Introducing Rakewell, Apollo’s wandering eye on the art world. Look out for regular posts taking a rakish perspective on art and museum stories
Gourmet news from Borough Market, where the V&A has partnered with a fruit and veg trader to run a pop-up on 14 August selling an oyster mushroom and spelt risotto. The fungi component of said dish will come from the museum itself, which has for some time been harvesting mushrooms grown in plastic bags filled with coffee grounds – some of which come from its on-site Benugo cafe.

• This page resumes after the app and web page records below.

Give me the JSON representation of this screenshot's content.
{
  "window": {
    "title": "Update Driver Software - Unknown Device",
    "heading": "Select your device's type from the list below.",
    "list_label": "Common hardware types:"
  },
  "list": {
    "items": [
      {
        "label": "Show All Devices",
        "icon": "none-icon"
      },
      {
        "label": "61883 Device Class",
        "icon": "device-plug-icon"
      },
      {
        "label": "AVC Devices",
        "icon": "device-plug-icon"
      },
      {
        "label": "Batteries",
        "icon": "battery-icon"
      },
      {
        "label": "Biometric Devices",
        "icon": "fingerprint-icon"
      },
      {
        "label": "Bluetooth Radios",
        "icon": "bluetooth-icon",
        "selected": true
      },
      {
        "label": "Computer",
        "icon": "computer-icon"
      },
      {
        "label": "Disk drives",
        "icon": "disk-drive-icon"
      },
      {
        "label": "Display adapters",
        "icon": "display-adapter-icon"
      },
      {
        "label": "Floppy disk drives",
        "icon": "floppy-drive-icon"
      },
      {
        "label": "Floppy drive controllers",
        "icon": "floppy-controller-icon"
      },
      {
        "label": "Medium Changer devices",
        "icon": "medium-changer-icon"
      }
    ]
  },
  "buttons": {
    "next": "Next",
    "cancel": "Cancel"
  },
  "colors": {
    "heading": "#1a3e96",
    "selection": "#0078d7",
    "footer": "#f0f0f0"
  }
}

Yum. Any fungus lovers in search of further cultural thrills this week need only turn to America, where the inventor of the Xbox has enlisted the help of an Egyptologist and a scientist to help him bake bread. And yes, it’s just as weird as it sounds: video-games whizz Seamus Blackley is a keen sourdough enthusiast who is fascinated by the idea of creating bread as the ancient Egyptians made it, using what he believes to be the very same fungal cultures that they would have baked with.
Blackley teamed up with microbiologist Richard Bowman and Egyptologist Serena Love; and the doughty trio studied artefacts in the collections of the MFA Boston and Harvard’s Peabody Museum of Archaeology and Ethnology that would have been used to make beer and bread in ancient Egypt. Dormant yeast samples were then extracted from the objects’ surfaces to be put to work as a sourdough starter. Blackley has now baked his first loaves using the mix. The result? ‘The aroma and flavor are incredible,’ he wrote on Twitter. ‘I’m emotional.’
And here is the result. The scoring is the Hieroglyph representing the “T” sound (Gardiner X1) which is a loaf of bread. The aroma is AMAZING and NEW. It’s much sweeter and more rich than the sourdough we are used to. It’s a big difference. After this cools we will taste! pic.twitter.com/sYCJ8uP1oj
— Seamus Blackley (@SeamusBlackley) August 5, 2019